It has been said (I thought by Nora Roberts, but I recently saw it attributed to another author) that you can’t edit a blank page. In other words, sit down and start writing the damned story!

If you’re a plotter like me, you might be tempted to not only plot the major turning points of your story, but every single scene. You might feel compelled to not only fill out your favorite character sheets, but then write pages of backstory about each of your main characters.

But if this is all you’re doing, you might just be putting off actually sitting down and writing the actual story—you know, scenes, description, dialogue, action…

Don’t worry if what you write isn’t perfect. Your words are not set in stone. You won’t even have to retype the entire chapter after you’ve made some changes like authors did when all they had was a typewriter.

The first draft of nearly every book—even Nora Roberts’, who has literally written hundreds of books—is what is known as the POS (pile of shit). This is fine.
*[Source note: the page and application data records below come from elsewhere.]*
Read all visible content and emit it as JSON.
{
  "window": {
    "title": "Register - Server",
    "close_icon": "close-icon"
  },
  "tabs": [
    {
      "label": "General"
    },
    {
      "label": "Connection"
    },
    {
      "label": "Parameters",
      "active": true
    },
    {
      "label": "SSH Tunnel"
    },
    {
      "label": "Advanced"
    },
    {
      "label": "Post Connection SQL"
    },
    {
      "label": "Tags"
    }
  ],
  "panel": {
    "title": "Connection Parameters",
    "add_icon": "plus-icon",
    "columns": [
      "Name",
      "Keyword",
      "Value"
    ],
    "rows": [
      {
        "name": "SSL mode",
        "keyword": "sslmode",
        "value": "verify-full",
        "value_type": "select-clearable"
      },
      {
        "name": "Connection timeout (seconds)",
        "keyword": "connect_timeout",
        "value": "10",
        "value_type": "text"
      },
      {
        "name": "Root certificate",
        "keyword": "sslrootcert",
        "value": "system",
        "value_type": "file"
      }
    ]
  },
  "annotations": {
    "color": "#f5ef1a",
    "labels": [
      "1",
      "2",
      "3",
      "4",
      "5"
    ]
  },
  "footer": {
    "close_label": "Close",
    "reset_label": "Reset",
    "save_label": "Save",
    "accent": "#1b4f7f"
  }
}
Some would argue that this is good.

You need to write the story so that you know what you have and can fix it. You need to put in backstory. But is there too much? You can take it out later and sprinkle bits and pieces in elsewhere. You need to write actual dialogue—both internal and external—in order to truly bring your characters to life. If they haven’t spoken, thought, or moved you can’t really get to know who they are, no matter how much you plan.

**Sidenote: The most amazing thing for any author to see is your characters coming to life, establishing their own personalities, and surprising, even you, their creator, with what they say and do. They will, you know. No matter what you do or think you know, these people will do or say something you had never anticipated. But the only way you can give them the opportunity to do so is to write the story.**

This is a lot easier for authors who write by the seat of their pants without planning. They know that in order to have a story, they need to dive right in and get writing. The trick for this type of writer, is to not stop writing to edit your work until it’s “perfect” before moving on to the next chapter. If you do, you’re never going to get anywhere because it’s never going to be perfect. That’s okay! Keep writing. By the time you get to the end, you’ll be able to go back and you’ll know exactly how to fix that wobbly beginning because by then you’ll know your story and your characters so much better.

It doesn’t matter if you dump information, it doesn’t matter if your grammar or punctuation isn’t perfect. These are things you can fix later. It is essential that you make the leap—put pen to paper or fingers to keyboard and just start writing. Write that POS so that you can go back and edit it later.